Problem to work on —
Please go through the records below and return every line holding the word "progress".
*** Opening of Records for this exercise ***
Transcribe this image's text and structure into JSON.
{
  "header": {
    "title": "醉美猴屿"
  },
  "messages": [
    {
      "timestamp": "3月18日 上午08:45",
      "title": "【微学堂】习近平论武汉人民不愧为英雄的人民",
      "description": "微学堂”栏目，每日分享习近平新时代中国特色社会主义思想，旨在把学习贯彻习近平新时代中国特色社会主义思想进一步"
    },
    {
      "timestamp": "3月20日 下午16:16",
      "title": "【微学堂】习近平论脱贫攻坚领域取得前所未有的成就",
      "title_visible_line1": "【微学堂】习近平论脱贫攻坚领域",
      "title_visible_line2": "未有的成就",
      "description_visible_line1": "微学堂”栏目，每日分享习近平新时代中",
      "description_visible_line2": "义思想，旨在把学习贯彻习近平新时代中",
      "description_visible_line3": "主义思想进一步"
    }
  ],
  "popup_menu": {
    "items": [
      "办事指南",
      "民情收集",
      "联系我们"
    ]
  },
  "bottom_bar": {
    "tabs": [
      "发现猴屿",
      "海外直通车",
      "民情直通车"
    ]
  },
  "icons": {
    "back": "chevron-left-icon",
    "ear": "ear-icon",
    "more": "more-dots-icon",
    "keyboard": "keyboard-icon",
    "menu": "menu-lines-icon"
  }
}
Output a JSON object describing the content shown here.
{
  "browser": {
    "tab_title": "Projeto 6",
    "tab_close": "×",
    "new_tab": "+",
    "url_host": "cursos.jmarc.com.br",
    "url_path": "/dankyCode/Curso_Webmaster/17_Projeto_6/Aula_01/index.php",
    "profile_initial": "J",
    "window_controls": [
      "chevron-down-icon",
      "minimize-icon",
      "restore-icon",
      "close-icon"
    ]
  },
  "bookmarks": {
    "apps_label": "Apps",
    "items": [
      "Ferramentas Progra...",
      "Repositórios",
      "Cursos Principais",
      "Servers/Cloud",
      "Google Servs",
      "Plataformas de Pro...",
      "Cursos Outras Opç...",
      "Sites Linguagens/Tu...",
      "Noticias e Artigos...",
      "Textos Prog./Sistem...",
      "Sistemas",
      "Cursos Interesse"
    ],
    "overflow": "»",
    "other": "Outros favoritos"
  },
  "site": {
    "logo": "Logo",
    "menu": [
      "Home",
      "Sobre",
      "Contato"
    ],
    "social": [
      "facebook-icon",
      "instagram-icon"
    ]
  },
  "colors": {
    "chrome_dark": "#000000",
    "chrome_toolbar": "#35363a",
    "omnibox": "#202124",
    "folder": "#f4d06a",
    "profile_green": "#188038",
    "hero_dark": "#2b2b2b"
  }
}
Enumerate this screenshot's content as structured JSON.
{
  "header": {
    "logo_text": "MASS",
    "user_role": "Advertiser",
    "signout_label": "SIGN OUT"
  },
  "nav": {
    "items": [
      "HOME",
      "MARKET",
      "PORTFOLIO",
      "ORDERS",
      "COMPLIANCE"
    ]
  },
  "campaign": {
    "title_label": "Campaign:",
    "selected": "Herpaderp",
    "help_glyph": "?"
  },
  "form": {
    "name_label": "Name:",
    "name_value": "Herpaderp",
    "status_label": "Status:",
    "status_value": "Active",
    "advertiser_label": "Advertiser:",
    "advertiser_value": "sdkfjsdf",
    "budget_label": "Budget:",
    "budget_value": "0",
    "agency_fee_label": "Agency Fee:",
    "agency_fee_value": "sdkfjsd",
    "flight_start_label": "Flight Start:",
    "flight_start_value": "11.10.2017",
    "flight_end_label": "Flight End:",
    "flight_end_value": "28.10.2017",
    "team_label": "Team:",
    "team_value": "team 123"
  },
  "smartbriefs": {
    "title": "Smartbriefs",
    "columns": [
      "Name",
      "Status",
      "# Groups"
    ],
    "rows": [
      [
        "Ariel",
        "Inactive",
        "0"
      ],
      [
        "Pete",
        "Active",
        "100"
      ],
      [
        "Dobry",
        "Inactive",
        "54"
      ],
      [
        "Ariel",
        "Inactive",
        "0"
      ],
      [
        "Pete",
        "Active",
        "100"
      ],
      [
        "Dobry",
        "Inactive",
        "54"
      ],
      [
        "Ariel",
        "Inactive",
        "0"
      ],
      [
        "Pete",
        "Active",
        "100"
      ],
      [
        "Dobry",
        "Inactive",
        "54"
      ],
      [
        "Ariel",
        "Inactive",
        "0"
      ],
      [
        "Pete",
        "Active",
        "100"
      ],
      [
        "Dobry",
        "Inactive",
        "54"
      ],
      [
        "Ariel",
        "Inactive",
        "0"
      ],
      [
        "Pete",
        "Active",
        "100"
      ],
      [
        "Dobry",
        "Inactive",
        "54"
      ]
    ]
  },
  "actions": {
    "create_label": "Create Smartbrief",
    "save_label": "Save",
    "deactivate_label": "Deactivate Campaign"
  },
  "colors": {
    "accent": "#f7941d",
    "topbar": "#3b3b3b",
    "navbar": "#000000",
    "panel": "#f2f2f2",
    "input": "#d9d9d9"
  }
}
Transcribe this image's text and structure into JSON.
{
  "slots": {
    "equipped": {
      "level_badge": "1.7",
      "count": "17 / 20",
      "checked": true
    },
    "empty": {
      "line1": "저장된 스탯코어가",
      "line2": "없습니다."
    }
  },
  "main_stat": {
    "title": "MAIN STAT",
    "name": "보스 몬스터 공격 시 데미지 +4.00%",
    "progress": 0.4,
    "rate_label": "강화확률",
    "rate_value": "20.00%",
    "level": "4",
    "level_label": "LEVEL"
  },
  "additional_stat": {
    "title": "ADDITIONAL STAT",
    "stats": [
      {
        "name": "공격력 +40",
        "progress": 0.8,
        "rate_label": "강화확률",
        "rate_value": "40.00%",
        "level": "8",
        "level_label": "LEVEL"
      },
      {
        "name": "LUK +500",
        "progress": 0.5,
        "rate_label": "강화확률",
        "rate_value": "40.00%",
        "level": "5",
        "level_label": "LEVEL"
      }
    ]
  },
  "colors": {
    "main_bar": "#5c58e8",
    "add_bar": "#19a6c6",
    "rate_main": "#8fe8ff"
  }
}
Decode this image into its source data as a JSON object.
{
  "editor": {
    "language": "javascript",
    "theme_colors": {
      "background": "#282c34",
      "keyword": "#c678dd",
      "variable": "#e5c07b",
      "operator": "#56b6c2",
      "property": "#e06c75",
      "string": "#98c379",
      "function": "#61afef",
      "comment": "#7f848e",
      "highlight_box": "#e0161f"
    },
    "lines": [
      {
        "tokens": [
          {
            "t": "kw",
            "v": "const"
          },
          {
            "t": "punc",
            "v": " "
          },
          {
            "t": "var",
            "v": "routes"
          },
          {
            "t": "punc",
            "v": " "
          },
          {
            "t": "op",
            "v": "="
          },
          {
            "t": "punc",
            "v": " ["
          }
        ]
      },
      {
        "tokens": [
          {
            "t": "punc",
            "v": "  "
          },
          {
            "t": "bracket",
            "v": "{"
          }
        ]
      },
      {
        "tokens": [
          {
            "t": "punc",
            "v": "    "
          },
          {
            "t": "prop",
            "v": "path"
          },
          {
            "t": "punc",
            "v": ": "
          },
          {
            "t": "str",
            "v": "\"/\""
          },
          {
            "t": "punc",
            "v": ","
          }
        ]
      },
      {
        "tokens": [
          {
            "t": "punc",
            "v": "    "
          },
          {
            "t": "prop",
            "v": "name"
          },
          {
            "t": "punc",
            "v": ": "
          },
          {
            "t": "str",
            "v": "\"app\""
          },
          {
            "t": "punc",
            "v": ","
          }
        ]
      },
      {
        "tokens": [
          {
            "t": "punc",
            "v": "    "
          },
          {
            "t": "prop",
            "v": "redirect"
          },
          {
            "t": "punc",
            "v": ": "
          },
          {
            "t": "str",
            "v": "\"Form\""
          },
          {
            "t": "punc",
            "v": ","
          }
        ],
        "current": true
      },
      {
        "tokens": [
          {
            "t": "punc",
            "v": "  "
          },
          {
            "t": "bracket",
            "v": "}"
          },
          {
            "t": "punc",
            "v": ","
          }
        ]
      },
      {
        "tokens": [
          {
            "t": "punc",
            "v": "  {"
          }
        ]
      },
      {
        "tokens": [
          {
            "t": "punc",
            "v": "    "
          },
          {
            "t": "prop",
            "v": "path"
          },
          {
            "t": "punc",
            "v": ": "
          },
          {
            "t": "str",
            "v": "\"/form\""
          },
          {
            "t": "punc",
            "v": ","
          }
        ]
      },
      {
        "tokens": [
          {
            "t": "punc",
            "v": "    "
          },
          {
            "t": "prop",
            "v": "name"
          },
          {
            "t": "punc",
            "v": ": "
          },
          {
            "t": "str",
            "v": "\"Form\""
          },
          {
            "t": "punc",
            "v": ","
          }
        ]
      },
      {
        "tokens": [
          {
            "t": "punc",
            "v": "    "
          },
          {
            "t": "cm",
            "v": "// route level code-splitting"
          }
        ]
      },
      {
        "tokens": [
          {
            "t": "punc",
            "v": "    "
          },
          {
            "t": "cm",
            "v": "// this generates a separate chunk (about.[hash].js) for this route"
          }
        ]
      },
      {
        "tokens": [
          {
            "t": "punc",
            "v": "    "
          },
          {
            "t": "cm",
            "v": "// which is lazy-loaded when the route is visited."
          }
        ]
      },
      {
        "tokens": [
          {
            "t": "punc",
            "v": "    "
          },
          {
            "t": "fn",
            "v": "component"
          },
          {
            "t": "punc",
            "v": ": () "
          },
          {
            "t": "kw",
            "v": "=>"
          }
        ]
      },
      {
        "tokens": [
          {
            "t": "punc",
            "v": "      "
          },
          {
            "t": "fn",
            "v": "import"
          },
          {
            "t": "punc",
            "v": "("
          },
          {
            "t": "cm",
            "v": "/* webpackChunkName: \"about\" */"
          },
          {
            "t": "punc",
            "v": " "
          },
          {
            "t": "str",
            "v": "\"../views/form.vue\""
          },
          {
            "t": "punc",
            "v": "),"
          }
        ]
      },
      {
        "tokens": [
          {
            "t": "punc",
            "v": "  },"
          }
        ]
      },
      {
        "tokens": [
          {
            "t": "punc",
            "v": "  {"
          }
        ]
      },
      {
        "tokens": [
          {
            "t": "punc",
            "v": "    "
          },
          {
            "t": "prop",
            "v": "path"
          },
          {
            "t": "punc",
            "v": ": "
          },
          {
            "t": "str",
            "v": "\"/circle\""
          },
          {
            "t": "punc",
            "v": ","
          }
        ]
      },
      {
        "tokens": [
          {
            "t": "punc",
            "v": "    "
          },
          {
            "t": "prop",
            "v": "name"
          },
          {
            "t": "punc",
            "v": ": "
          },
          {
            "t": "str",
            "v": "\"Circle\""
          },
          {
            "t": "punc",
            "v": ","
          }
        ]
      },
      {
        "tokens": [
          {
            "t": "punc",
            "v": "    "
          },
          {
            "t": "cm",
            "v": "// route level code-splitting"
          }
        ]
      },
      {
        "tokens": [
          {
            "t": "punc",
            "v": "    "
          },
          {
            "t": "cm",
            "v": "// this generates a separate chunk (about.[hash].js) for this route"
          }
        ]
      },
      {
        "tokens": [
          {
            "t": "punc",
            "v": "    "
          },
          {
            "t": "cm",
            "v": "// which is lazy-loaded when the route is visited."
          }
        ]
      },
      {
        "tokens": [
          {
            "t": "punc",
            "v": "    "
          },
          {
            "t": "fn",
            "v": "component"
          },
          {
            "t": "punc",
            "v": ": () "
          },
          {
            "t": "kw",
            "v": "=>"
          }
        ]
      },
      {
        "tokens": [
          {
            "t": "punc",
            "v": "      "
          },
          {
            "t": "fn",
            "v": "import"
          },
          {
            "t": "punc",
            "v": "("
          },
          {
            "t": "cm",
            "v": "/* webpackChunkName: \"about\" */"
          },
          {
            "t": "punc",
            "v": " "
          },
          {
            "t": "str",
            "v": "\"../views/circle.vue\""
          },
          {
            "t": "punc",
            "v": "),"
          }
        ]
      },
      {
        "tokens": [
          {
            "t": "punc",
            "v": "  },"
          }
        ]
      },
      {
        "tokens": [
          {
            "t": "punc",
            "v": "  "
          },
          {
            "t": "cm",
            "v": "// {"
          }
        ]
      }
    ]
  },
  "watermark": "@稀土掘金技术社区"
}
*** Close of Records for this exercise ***
Task response —
    "progress": 0.4,
        "progress": 0.8,
        "progress": 0.5,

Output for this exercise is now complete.